Patient care

Information for patients and families

The Primary School
Glut1 Deficiency Foundation
The National Organization for Rare Disorders (NORD)

Cyclic vomiting syndrome, or CVS for short, is a disorder characterized by recurrent or cyclic episodes of severe nausea and vomiting. CVS can occur at any age, but is typically more common and severe in children.

Episodes of nausea and vomiting may last for a few hours to several days. They generally have sudden onset, resolve for a period of time, and are similar each time.

In some people, especially adults, nausea and vomiting may continue between episodes,but the intensity is far less severe than during episodes.

Episodes may occur a few times a year or as frequently as several times a month. Episodes may return like clockwork, and monthly episodes are common. They can occur at times of stress, or be apparently random.

During an episode, vomit can be bilious, appearing green or yellow. Children may experience bouts of projectile vomiting as frequently as four or more times per hour, which can potentially lead to dehydration and electrolyte imbalances, involving sodium and potassium.
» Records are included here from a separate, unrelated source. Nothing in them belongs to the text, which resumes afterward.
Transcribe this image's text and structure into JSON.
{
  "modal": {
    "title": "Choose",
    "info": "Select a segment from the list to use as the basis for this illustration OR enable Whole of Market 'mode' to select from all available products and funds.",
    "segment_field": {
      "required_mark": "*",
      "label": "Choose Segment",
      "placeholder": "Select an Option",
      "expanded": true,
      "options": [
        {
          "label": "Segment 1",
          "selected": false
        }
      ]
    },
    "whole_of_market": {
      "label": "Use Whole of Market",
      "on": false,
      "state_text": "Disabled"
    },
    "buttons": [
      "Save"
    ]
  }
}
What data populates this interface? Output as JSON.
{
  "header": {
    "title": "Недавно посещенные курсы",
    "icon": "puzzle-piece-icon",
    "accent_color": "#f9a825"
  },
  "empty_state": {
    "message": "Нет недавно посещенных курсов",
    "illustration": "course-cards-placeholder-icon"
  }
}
Episodes can also be associated with severe abdominal pain, retching, and diarrhea, as well as decreased appetite and weight loss.

Some individuals may also experience migraine-like symptoms, like headaches and sensitivity to light and sound, as well as fever, dizziness, a lack of energy, and pallor.

In severe cases, an individual can become incapacitated and unable to walk or talk until the episode resolves. The exact cause of CVS is still unknown, but it seems to have many contributing factors.

The nervous system is thought to play a role. Nerves deliver messages throughout the body, including between the brain and gut, to coordinate functions.

Most individuals with CVS have migraines or a family history of migraines. In fact, CVS is sometimes called “abdominal migraine”.

Gastrointestinal motility may also have a role. The gastrointestinal tract has a layer of smooth muscles, which normally help push food, liquid, and gas from the esophagus down to the rectum.

In some individuals with CVS, gastrointestinal motility doesn’t function properly, which is known as dysmotility.

Dysmotility may also occur between vomiting episodes, resulting in conditions like gastroesophageal reflux, gastroparesis, and irritable bowel.

Other factors contributing to CVS may include changes or mutations in mitochondrial genes, as well as abnormal function of the autonomic nervous system called dysautonomia, and an overactive response to stress.